EXERCISE OBJECTIVE ▸
Check each line of the records below and collect those holding "screenshot".
= = = =
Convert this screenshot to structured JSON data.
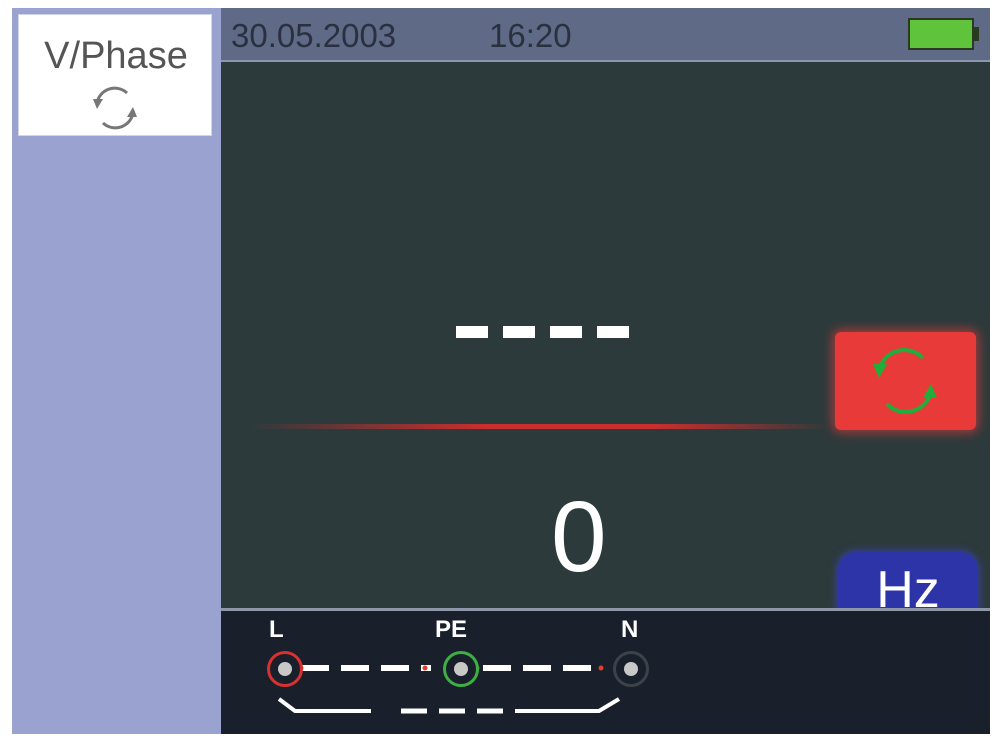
{
  "sidebar": {
    "mode_label": "V/Phase",
    "mode_icon": "phase-rotation-icon"
  },
  "status_bar": {
    "date": "30.05.2003",
    "time": "16:20",
    "battery_icon": "battery-full-icon",
    "battery_color": "#5fc43b"
  },
  "main": {
    "primary_reading": "----",
    "primary_button_icon": "phase-rotation-icon",
    "primary_button_color": "#e93a3a",
    "secondary_reading": "0",
    "secondary_unit": "Hz",
    "secondary_button_color": "#2c34a8"
  },
  "connection": {
    "terminals": [
      {
        "label": "L",
        "color": "#d93030"
      },
      {
        "label": "PE",
        "color": "#3cb043"
      },
      {
        "label": "N",
        "color": "#2a3338"
      }
    ]
  }
}
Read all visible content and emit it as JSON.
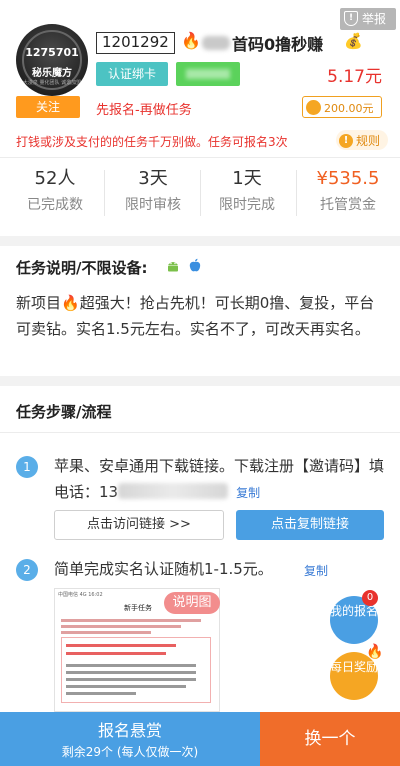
{
  "report": {
    "label": "举报",
    "icon": "shield-exclamation-icon"
  },
  "avatar": {
    "number": "1275701",
    "name": "秘乐魔方",
    "subtitle": "大漫泉 量化团队 诚邀加盟"
  },
  "header": {
    "task_id": "1201292",
    "fire_icon": "🔥",
    "title": "首码0撸秒赚",
    "moneybag_icon": "💰",
    "tag_card": "认证绑卡",
    "price": "5.17元",
    "follow_label": "关注",
    "order_tip": "先报名-再做任务",
    "deposit": "200.00元"
  },
  "warning": {
    "text": "打钱或涉及支付的的任务千万别做。任务可报名3次",
    "rule_label": "规则"
  },
  "stats": [
    {
      "value": "52人",
      "label": "已完成数"
    },
    {
      "value": "3天",
      "label": "限时审核"
    },
    {
      "value": "1天",
      "label": "限时完成"
    },
    {
      "value": "¥535.5",
      "label": "托管赏金"
    }
  ],
  "description": {
    "title": "任务说明/不限设备:",
    "text_part1": "新项目",
    "fire_icon": "🔥",
    "text_part2": "超强大！抢占先机！可长期0撸、复投，平台可卖钻。实名1.5元左右。实名不了，可改天再实名。"
  },
  "steps": {
    "title": "任务步骤/流程",
    "items": [
      {
        "num": "1",
        "text": "苹果、安卓通用下载链接。下载注册【邀请码】填电话：",
        "phone_visible": "13",
        "copy_label": "复制",
        "visit_button": "点击访问链接 >>",
        "copy_button": "点击复制链接"
      },
      {
        "num": "2",
        "text": "简单完成实名认证随机1-1.5元。",
        "copy_label": "复制",
        "image_badge": "说明图"
      }
    ]
  },
  "screenshot": {
    "status": "中国电信 4G",
    "time": "16:02",
    "header": "新手任务"
  },
  "float": {
    "my_signup": "我的报名",
    "my_signup_badge": "0",
    "daily_reward": "每日奖励"
  },
  "bottom": {
    "signup_title": "报名悬赏",
    "signup_sub": "剩余29个 (每人仅做一次)",
    "switch_label": "换一个"
  },
  "colors": {
    "primary_blue": "#4a9fe3",
    "accent_orange": "#f06d2a",
    "price_red": "#e8322d",
    "teal": "#4cc3c3"
  }
}
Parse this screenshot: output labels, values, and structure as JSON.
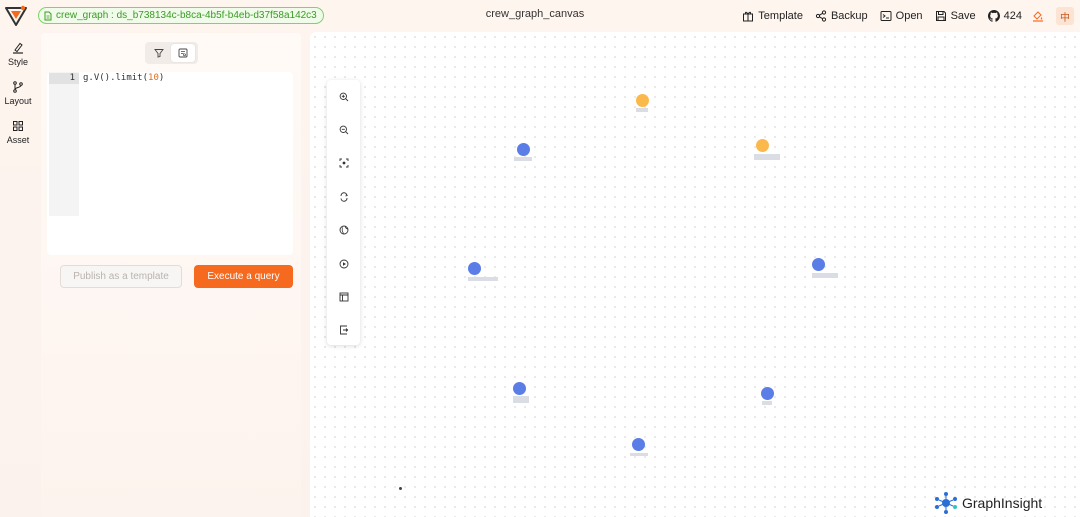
{
  "app": {
    "dataset_label": "crew_graph : ds_b738134c-b8ca-4b5f-b4eb-d37f58a142c3",
    "canvas_title": "crew_graph_canvas"
  },
  "header_actions": {
    "template": "Template",
    "backup": "Backup",
    "open": "Open",
    "save": "Save",
    "github_stars": "424",
    "language": "中"
  },
  "leftnav": [
    {
      "label": "Style",
      "icon": "brush-icon"
    },
    {
      "label": "Layout",
      "icon": "branch-icon"
    },
    {
      "label": "Asset",
      "icon": "grid-icon"
    }
  ],
  "editor": {
    "line_number": "1",
    "code_prefix": "g.V().limit(",
    "code_number": "10",
    "code_suffix": ")"
  },
  "buttons": {
    "publish": "Publish as a template",
    "execute": "Execute a query"
  },
  "canvas_tools": [
    "zoom-in-icon",
    "zoom-out-icon",
    "fit-view-icon",
    "switch-icon",
    "globe-icon",
    "play-icon",
    "layout-icon",
    "export-icon"
  ],
  "brand": "GraphInsight",
  "colors": {
    "accent": "#f56a1f",
    "node_blue": "#5a7de6",
    "node_orange": "#fbb94b",
    "badge_green": "#3a9b25"
  }
}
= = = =
RESULT FOR THIS TASK ▸
Convert this screenshot to structured JSON data.
  "screenshot": {
Parse this screenshot: output labels, values, and structure as JSON.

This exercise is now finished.